What is a geosynchronous satellite?
A geostationary satellite is a satellite that orbits the earth and gradually repeats its orbit over certain points on the earth.
Geosynchronous networks are communication networks based on communication via geosynchronous satellites. Geosynchronous orbit is the most common type of orbit for a communications satellite.
The concept of a geostationary satellite for communication purposes was first published in 1928 by Herman Potocnik. The advantage of this type of satellite is that the receiving antennas can be fixed in place, which makes them cheaper than tracking antennas.

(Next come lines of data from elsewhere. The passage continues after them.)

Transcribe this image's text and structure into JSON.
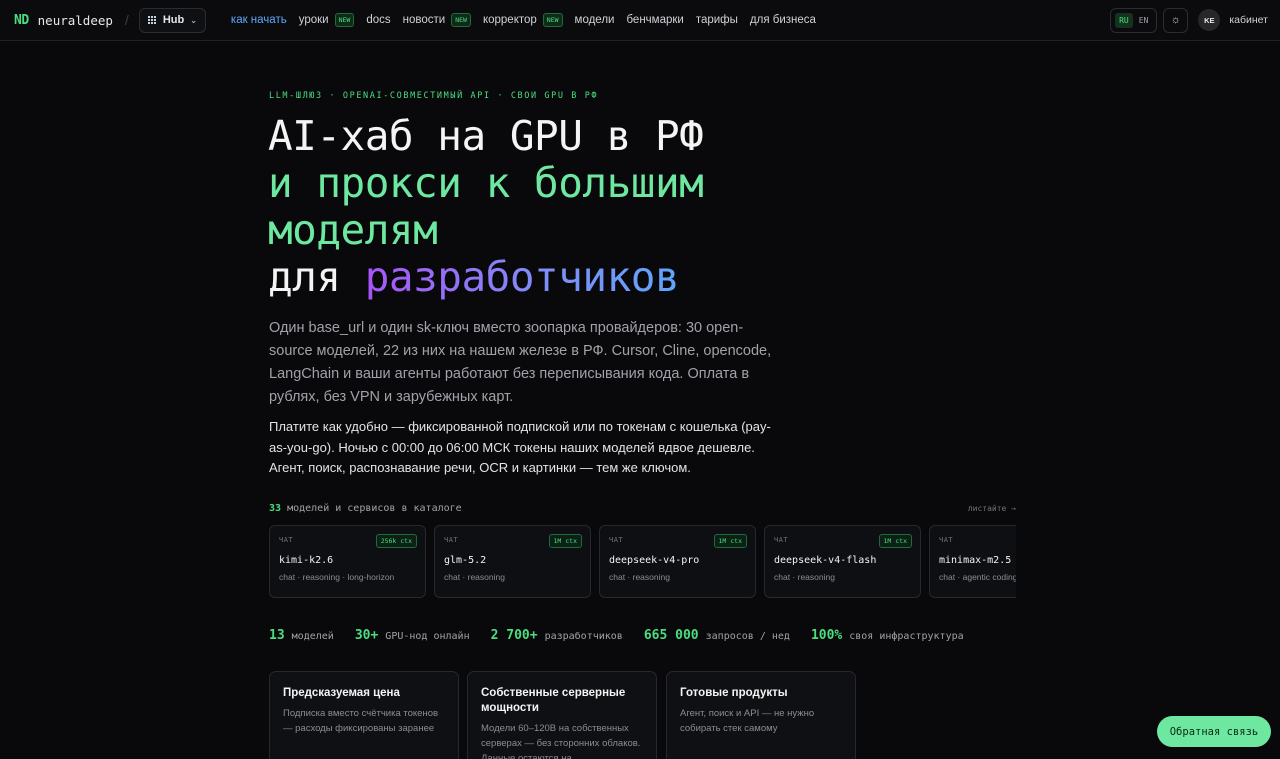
{
  "nav": {
    "logo_mark": "ND",
    "logo_text": "neuraldeep",
    "separator": "/",
    "hub_label": "Hub",
    "menu": [
      {
        "label": "как начать",
        "active": true,
        "new": false
      },
      {
        "label": "уроки",
        "active": false,
        "new": true
      },
      {
        "label": "docs",
        "active": false,
        "new": false
      },
      {
        "label": "новости",
        "active": false,
        "new": true
      },
      {
        "label": "корректор",
        "active": false,
        "new": true
      },
      {
        "label": "модели",
        "active": false,
        "new": false
      },
      {
        "label": "бенчмарки",
        "active": false,
        "new": false
      },
      {
        "label": "тарифы",
        "active": false,
        "new": false
      },
      {
        "label": "для бизнеса",
        "active": false,
        "new": false
      }
    ],
    "new_badge": "NEW",
    "lang_ru": "RU",
    "lang_en": "EN",
    "theme_icon": "☼",
    "avatar": "KE",
    "cabinet": "кабинет"
  },
  "hero": {
    "eyebrow": "LLM-ШЛЮЗ · OPENAI-СОВМЕСТИМЫЙ API · СВОИ GPU В РФ",
    "line1": "AI-хаб на GPU в РФ",
    "line2": "и прокси к большим",
    "line3": "моделям",
    "line4_plain": "для ",
    "line4_grad": "разработчиков",
    "lead": "Один base_url и один sk-ключ вместо зоопарка провайдеров: 30 open-source моделей, 22 из них на нашем железе в РФ. Cursor, Cline, opencode, LangChain и ваши агенты работают без переписывания кода. Оплата в рублях, без VPN и зарубежных карт.",
    "lead2": "Платите как удобно — фиксированной подпиской или по токенам с кошелька (pay-as-you-go). Ночью с 00:00 до 06:00 МСК токены наших моделей вдвое дешевле. Агент, поиск, распознавание речи, OCR и картинки — тем же ключом."
  },
  "catalog": {
    "count": "33",
    "title": "моделей и сервисов в каталоге",
    "swipe": "листайте →",
    "cards": [
      {
        "kind": "ЧАТ",
        "ctx": "256k ctx",
        "name": "kimi-k2.6",
        "tags": "chat · reasoning · long-horizon"
      },
      {
        "kind": "ЧАТ",
        "ctx": "1M ctx",
        "name": "glm-5.2",
        "tags": "chat · reasoning"
      },
      {
        "kind": "ЧАТ",
        "ctx": "1M ctx",
        "name": "deepseek-v4-pro",
        "tags": "chat · reasoning"
      },
      {
        "kind": "ЧАТ",
        "ctx": "1M ctx",
        "name": "deepseek-v4-flash",
        "tags": "chat · reasoning"
      },
      {
        "kind": "ЧАТ",
        "ctx": "",
        "name": "minimax-m2.5",
        "tags": "chat · agentic coding"
      }
    ]
  },
  "stats": [
    {
      "value": "13",
      "label": "моделей"
    },
    {
      "value": "30+",
      "label": "GPU-нод онлайн"
    },
    {
      "value": "2 700+",
      "label": "разработчиков"
    },
    {
      "value": "665 000",
      "label": "запросов / нед"
    },
    {
      "value": "100%",
      "label": "своя инфраструктура"
    }
  ],
  "features": [
    {
      "title": "Предсказуемая цена",
      "text": "Подписка вместо счётчика токенов — расходы фиксированы заранее"
    },
    {
      "title": "Собственные серверные мощности",
      "text": "Модели 60–120B на собственных серверах — без сторонних облаков. Данные остаются на"
    },
    {
      "title": "Готовые продукты",
      "text": "Агент, поиск и API — не нужно собирать стек самому"
    }
  ],
  "feedback": "Обратная связь",
  "colors": {
    "accent": "#4ade80",
    "link_active": "#60a5fa",
    "background": "#09090b"
  }
}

These satellites have also revolutionized television broadcasting, global communications, and weather forecasting.
When this orbit of the satellite is placed over the equator, the orbit is circular and the angular velocity is the same as that of the earth and the satellite is called a geostationary satellite. This satellite would be in both geostationary and geosynchronous orbits. The satellite is assigned to synchronization and appears to be stationary.
These satellites are located approximately 22,000 miles above the equator and orbit in the same direction as the earth rotates from west to east. At this altitude, the satellite needs 24 hours to orbit the earth.
When a geosynchronous satellite orbit is incorrectly aligned with the equator, the orbit is called an inclined orbit. These satellites appear to oscillate around a fixed point every day. As the angle between the orbit and the equator decreases, the magnitude of the oscillation becomes smaller. When the orbit is completely over the equator, the satellite remains stationary with respect to the earth's surface and the orbit is called geostationary orbit.
The majority of telecommunication satellites use geostationary orbit because the speed of telecommunication satellites is the same as the speed of rotation of the earth. Since they appear fixed in the sky, it is easy to point a satellite dish in a fixed direction and satellites can aim their telecommunications equipment at fixed points on the ground.